- **Problem statement**: How many of the lines below include the word "name"? Only the number should be given.

..........

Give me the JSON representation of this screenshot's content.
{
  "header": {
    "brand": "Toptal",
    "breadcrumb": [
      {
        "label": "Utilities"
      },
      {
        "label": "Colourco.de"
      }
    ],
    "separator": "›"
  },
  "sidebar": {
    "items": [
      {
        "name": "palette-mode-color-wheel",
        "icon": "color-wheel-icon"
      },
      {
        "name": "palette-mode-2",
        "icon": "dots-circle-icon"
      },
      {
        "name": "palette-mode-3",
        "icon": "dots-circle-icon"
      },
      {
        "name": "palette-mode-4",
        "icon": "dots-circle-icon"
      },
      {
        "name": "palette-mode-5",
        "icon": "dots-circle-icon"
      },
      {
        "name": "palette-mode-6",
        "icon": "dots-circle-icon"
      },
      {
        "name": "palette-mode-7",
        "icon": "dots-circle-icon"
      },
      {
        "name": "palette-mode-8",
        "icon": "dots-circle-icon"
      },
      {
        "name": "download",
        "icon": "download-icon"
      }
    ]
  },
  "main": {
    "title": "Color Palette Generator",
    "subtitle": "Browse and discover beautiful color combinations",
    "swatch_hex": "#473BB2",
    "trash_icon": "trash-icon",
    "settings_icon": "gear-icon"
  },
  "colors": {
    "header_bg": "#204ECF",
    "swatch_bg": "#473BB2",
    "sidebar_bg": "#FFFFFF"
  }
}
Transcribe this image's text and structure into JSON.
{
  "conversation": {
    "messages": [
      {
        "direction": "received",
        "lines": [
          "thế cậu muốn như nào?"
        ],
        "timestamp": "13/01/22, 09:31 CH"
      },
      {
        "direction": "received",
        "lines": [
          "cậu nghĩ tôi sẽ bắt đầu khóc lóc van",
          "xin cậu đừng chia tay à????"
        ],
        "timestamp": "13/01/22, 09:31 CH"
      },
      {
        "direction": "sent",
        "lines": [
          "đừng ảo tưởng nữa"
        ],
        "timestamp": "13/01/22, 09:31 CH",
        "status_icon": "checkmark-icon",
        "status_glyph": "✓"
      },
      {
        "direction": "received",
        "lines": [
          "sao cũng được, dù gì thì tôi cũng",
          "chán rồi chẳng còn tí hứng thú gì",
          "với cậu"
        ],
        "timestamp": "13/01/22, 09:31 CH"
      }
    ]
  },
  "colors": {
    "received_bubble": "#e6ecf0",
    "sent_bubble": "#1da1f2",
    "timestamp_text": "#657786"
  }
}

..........

- **Response to the exercise**: 9